(Records from a collection)
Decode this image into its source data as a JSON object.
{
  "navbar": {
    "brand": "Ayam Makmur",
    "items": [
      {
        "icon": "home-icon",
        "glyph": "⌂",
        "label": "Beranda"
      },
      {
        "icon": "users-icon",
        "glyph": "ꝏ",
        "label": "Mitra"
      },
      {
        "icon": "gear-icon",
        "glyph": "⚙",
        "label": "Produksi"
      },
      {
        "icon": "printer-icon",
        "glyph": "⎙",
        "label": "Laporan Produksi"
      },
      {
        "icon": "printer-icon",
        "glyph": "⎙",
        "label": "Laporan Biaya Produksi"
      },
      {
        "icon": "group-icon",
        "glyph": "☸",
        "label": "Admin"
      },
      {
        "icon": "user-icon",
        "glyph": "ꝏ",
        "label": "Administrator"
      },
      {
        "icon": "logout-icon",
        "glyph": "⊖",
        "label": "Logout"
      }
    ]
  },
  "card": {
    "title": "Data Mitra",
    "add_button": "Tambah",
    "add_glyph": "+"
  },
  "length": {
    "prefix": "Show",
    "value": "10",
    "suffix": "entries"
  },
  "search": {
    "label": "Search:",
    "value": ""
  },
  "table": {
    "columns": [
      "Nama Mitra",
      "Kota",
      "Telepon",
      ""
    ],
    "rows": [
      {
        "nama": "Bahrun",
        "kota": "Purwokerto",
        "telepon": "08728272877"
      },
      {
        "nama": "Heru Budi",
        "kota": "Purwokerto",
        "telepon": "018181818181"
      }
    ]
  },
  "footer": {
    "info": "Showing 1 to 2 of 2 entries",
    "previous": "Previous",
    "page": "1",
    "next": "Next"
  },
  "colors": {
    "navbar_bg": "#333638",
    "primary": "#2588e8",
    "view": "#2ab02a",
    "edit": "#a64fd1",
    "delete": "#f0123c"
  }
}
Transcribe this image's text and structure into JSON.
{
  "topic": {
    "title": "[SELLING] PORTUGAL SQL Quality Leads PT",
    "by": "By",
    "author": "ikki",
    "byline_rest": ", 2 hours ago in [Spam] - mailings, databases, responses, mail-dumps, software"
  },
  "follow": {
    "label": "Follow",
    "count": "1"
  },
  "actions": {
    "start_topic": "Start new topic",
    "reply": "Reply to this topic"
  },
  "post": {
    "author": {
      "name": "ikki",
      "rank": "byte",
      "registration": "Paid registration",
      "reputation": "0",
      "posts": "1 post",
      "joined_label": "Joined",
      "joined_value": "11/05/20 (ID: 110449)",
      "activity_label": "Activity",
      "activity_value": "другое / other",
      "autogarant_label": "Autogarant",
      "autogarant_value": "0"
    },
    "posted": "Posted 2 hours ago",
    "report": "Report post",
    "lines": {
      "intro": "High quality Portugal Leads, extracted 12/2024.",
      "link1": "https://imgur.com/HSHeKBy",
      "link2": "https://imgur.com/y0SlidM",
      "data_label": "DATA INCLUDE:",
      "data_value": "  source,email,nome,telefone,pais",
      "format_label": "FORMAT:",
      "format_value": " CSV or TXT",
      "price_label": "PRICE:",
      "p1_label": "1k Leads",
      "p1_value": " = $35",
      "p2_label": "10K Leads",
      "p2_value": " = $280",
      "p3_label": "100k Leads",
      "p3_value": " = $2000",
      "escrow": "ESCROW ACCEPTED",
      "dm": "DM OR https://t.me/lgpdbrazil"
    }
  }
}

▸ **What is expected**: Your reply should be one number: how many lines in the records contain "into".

▸ **Answer box**: 2